The problem:
Reading the records beneath this task, work out how many lines contain the word "Internet" and reply with only that number.

"""

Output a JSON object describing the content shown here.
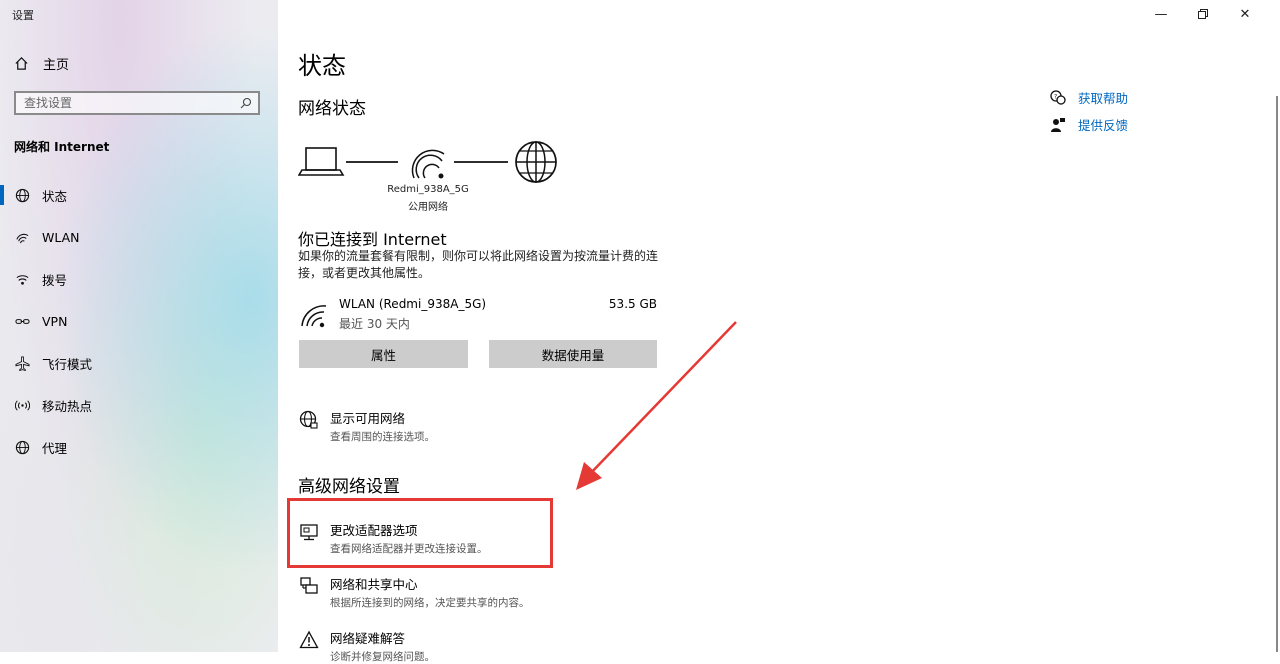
{
  "window": {
    "title": "设置",
    "minimize": "—",
    "close": "✕"
  },
  "sidebar": {
    "home_label": "主页",
    "search_placeholder": "查找设置",
    "section": "网络和 Internet",
    "items": [
      {
        "label": "状态",
        "icon": "status-globe-icon",
        "active": true
      },
      {
        "label": "WLAN",
        "icon": "wifi-icon",
        "active": false
      },
      {
        "label": "拨号",
        "icon": "dialup-icon",
        "active": false
      },
      {
        "label": "VPN",
        "icon": "vpn-icon",
        "active": false
      },
      {
        "label": "飞行模式",
        "icon": "airplane-icon",
        "active": false
      },
      {
        "label": "移动热点",
        "icon": "hotspot-icon",
        "active": false
      },
      {
        "label": "代理",
        "icon": "proxy-globe-icon",
        "active": false
      }
    ]
  },
  "main": {
    "title": "状态",
    "network_status": "网络状态",
    "diagram": {
      "network_name": "Redmi_938A_5G",
      "network_type": "公用网络"
    },
    "connected_title": "你已连接到 Internet",
    "connected_desc": "如果你的流量套餐有限制，则你可以将此网络设置为按流量计费的连接，或者更改其他属性。",
    "connection": {
      "name": "WLAN (Redmi_938A_5G)",
      "period": "最近 30 天内",
      "usage": "53.5 GB"
    },
    "buttons": {
      "properties": "属性",
      "data_usage": "数据使用量"
    },
    "show_networks": {
      "title": "显示可用网络",
      "subtitle": "查看周围的连接选项。"
    },
    "advanced_title": "高级网络设置",
    "advanced_items": [
      {
        "title": "更改适配器选项",
        "subtitle": "查看网络适配器并更改连接设置。",
        "icon": "adapter-monitor-icon"
      },
      {
        "title": "网络和共享中心",
        "subtitle": "根据所连接到的网络，决定要共享的内容。",
        "icon": "sharing-center-icon"
      },
      {
        "title": "网络疑难解答",
        "subtitle": "诊断并修复网络问题。",
        "icon": "warning-icon"
      }
    ]
  },
  "help": {
    "get_help": "获取帮助",
    "feedback": "提供反馈"
  },
  "colors": {
    "accent": "#0067c0",
    "highlight": "#e53935",
    "button_bg": "#cccccc"
  }
}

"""

Answer to this problem:
2